(Stored records)
━━━━━━━━━━━━━━━━━━━━━━━━━━━━━━

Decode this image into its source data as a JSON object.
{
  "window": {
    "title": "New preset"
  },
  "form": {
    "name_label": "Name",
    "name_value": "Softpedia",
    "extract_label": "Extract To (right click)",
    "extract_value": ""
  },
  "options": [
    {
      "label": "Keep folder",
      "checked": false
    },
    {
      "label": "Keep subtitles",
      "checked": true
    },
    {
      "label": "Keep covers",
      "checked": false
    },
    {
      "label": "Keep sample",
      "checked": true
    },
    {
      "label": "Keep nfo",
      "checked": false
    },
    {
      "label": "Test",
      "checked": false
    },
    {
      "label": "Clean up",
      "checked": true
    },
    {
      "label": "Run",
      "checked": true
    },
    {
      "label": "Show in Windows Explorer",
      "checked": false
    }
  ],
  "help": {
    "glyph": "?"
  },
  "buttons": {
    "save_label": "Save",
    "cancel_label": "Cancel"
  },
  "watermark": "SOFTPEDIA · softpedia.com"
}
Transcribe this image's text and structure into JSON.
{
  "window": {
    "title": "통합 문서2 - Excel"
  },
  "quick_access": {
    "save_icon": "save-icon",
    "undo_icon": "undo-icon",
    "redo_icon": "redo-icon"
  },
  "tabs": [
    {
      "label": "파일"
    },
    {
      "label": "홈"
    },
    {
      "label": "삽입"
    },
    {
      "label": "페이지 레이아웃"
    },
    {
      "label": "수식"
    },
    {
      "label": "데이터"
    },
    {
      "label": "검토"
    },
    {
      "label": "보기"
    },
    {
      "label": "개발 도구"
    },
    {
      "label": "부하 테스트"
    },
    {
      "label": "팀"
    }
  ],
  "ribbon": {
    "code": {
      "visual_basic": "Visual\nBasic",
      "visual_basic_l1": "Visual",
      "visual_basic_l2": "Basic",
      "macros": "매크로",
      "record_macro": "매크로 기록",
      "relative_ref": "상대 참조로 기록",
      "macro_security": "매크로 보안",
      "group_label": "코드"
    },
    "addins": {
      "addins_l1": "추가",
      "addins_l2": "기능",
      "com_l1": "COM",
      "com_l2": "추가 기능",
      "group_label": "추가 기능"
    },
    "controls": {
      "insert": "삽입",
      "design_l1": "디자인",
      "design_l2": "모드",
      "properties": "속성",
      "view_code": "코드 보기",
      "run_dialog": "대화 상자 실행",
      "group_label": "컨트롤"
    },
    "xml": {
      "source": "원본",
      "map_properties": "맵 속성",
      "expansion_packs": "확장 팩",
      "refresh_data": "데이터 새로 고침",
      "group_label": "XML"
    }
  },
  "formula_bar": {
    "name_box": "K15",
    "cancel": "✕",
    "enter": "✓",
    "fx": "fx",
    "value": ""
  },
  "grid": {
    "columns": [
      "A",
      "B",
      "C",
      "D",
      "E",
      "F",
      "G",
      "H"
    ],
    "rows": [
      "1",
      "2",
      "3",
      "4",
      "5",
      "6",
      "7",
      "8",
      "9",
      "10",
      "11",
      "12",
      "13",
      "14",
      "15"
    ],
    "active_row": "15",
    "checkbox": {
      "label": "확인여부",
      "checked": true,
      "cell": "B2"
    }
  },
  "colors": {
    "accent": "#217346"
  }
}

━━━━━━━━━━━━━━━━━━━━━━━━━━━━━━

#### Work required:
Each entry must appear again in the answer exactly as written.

#### Final answer:
Decode this image into its source data as a JSON object.
{
  "window": {
    "title": "New preset"
  },
  "form": {
    "name_label": "Name",
    "name_value": "Softpedia",
    "extract_label": "Extract To (right click)",
    "extract_value": ""
  },
  "options": [
    {
      "label": "Keep folder",
      "checked": false
    },
    {
      "label": "Keep subtitles",
      "checked": true
    },
    {
      "label": "Keep covers",
      "checked": false
    },
    {
      "label": "Keep sample",
      "checked": true
    },
    {
      "label": "Keep nfo",
      "checked": false
    },
    {
      "label": "Test",
      "checked": false
    },
    {
      "label": "Clean up",
      "checked": true
    },
    {
      "label": "Run",
      "checked": true
    },
    {
      "label": "Show in Windows Explorer",
      "checked": false
    }
  ],
  "help": {
    "glyph": "?"
  },
  "buttons": {
    "save_label": "Save",
    "cancel_label": "Cancel"
  },
  "watermark": "SOFTPEDIA · softpedia.com"
}
Transcribe this image's text and structure into JSON.
{
  "window": {
    "title": "통합 문서2 - Excel"
  },
  "quick_access": {
    "save_icon": "save-icon",
    "undo_icon": "undo-icon",
    "redo_icon": "redo-icon"
  },
  "tabs": [
    {
      "label": "파일"
    },
    {
      "label": "홈"
    },
    {
      "label": "삽입"
    },
    {
      "label": "페이지 레이아웃"
    },
    {
      "label": "수식"
    },
    {
      "label": "데이터"
    },
    {
      "label": "검토"
    },
    {
      "label": "보기"
    },
    {
      "label": "개발 도구"
    },
    {
      "label": "부하 테스트"
    },
    {
      "label": "팀"
    }
  ],
  "ribbon": {
    "code": {
      "visual_basic": "Visual\nBasic",
      "visual_basic_l1": "Visual",
      "visual_basic_l2": "Basic",
      "macros": "매크로",
      "record_macro": "매크로 기록",
      "relative_ref": "상대 참조로 기록",
      "macro_security": "매크로 보안",
      "group_label": "코드"
    },
    "addins": {
      "addins_l1": "추가",
      "addins_l2": "기능",
      "com_l1": "COM",
      "com_l2": "추가 기능",
      "group_label": "추가 기능"
    },
    "controls": {
      "insert": "삽입",
      "design_l1": "디자인",
      "design_l2": "모드",
      "properties": "속성",
      "view_code": "코드 보기",
      "run_dialog": "대화 상자 실행",
      "group_label": "컨트롤"
    },
    "xml": {
      "source": "원본",
      "map_properties": "맵 속성",
      "expansion_packs": "확장 팩",
      "refresh_data": "데이터 새로 고침",
      "group_label": "XML"
    }
  },
  "formula_bar": {
    "name_box": "K15",
    "cancel": "✕",
    "enter": "✓",
    "fx": "fx",
    "value": ""
  },
  "grid": {
    "columns": [
      "A",
      "B",
      "C",
      "D",
      "E",
      "F",
      "G",
      "H"
    ],
    "rows": [
      "1",
      "2",
      "3",
      "4",
      "5",
      "6",
      "7",
      "8",
      "9",
      "10",
      "11",
      "12",
      "13",
      "14",
      "15"
    ],
    "active_row": "15",
    "checkbox": {
      "label": "확인여부",
      "checked": true,
      "cell": "B2"
    }
  },
  "colors": {
    "accent": "#217346"
  }
}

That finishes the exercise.